The 1986 Electronics Communications Privacy Act states that a service provider need to disclose any electronic communication to the legitimate agency of the government when it needs to investigate potential criminals.

Yahoo Revealed 2013 Data Breach Affected its 3BN Email Users

From the latest shared news reports online, search engine company Yahoo revealed that it is possible that the stolen email accounts back in 2013 caused by the data breach might be 3 times than what it has reported before.

Yahoo revealed on Tuesday that the affected email account holders are approximately three billion accounts, which it announced before that the estimated stolen e-mails are two billion.

The recent announcement of the parent company of Yahoo revealed that the announced affected email accounts back in 2013 might increased in their latest estimation. According from the news through Reuters, the search engine company said it is possible that the compromised emails affected its 3 billion users.

This estimation came out after the investigation about the data breach in 2013.

The popular search engine company said last year that over one million email accounts had been part of the breach, which they considered the biggest data breach problem worldwide in history.

From the statement of the company last December, it said that “names, email addresses, telephone numbers, dates of birth, hashed passwords (using MD5) and, in some cases, encrypted or encrypted security questions and answers.”

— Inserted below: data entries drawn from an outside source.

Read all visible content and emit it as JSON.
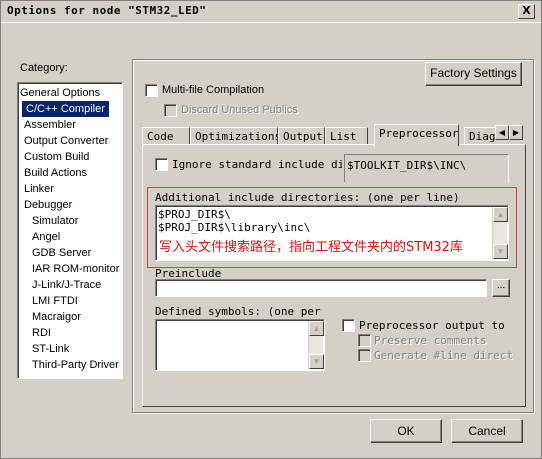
{
  "window": {
    "title": "Options for node \"STM32_LED\"",
    "close_glyph": "X"
  },
  "category": {
    "label": "Category:",
    "items": [
      "General Options",
      "C/C++ Compiler",
      "Assembler",
      "Output Converter",
      "Custom Build",
      "Build Actions",
      "Linker",
      "Debugger",
      "Simulator",
      "Angel",
      "GDB Server",
      "IAR ROM-monitor",
      "J-Link/J-Trace",
      "LMI FTDI",
      "Macraigor",
      "RDI",
      "ST-Link",
      "Third-Party Driver"
    ],
    "selected": "C/C++ Compiler"
  },
  "top": {
    "factory_settings": "Factory Settings",
    "multi_file": "Multi-file Compilation",
    "discard_unused": "Discard Unused Publics"
  },
  "tabs": [
    "Code",
    "Optimizations",
    "Output",
    "List",
    "Preprocessor",
    "Diagn"
  ],
  "active_tab": "Preprocessor",
  "preprocessor": {
    "ignore_std": "Ignore standard include dire",
    "toolkit_dir": "$TOOLKIT_DIR$\\INC\\",
    "additional_label": "Additional include directories: (one per line)",
    "include_lines": [
      "$PROJ_DIR$\\",
      "$PROJ_DIR$\\library\\inc\\"
    ],
    "annotation": "写入头文件搜索路径，指向工程文件夹内的STM32库",
    "preinclude_label": "Preinclude",
    "preinclude_value": "",
    "browse_label": "...",
    "defined_label": "Defined symbols: (one per",
    "pp_output": "Preprocessor output to",
    "preserve_comments": "Preserve comments",
    "generate_line": "Generate #line directiv"
  },
  "buttons": {
    "ok": "OK",
    "cancel": "Cancel"
  },
  "colors": {
    "face": "#d4d0c8",
    "selection": "#0a246a",
    "annotation_red": "#e01010",
    "highlight_box": "#d84040"
  }
}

The investigation however failed to conclude if the hackers successfully acquired the payment card data, clear text or bank account passwords of the involved users.

On the other hand, Yahoo just recently announced that they already resolved the data breach problem last year after taking the necessary actions for them to provide the exact security to their valued users. Right after learning about the breach that time, they also required the users to immediately replace their password and use security questions to make sure nobody can access their registered accounts.

Verizon Communications is now the owner of Yahoo after its acquisition last June with the amount of $4.48 billion. It also revealed that they had been working with some forensic professionals in investigating the breach and likewise has “new intelligence” to make sure the same problem will not happen again, the news added.

Verizon had combined the popular search engine with AOL as a new company recognized as Oath.

Yahoo is continuously making an effort to notify the other two billion users about the problem, just like what it did from the initial one billion account holders.

 

From the statement of Chandra McMahon as detailed through Financial Times, said that Verizon the decision to invest in acquiring Yahoo means improving its security and so that they can provide better experience to all their valid users.

 

“We proactively work to ensure the safety and security of our users and networks in an evolving landscape of online threats,” said McMahon in her statement as quoted by rt.com.

McMahon is Verizon Communication’s chief information security officer.

Yahoo released its latest statement about the affected billions of users after the Congress grilled the former boss of Equifax, which is a popular credit reporting company that experienced a huge data breach few months ago. Equifax admitted that about 142 million of people in the United States are part of the breach and possible compromised their credit card information, Social Security numbers and other important data.

Equifax had been investigation about the issue to determine the exact hackers.

Last March, there is conducted internal investigation proving that the senior executives of the company failed to investigate or comprehend properly.

According to the filed regulatory through the Securities and Exchange Commission, it stated that “The information security team understood that the attacker had exfiltrated copies of user database backup files containing the personal data of Yahoo users but it is unclear whether…exfiltration was effectively communicated and understood outside the information security team.”

It is very important for Yahoo to explain its side further and appropriately because there are affected users who are revealing their worries about the real issue.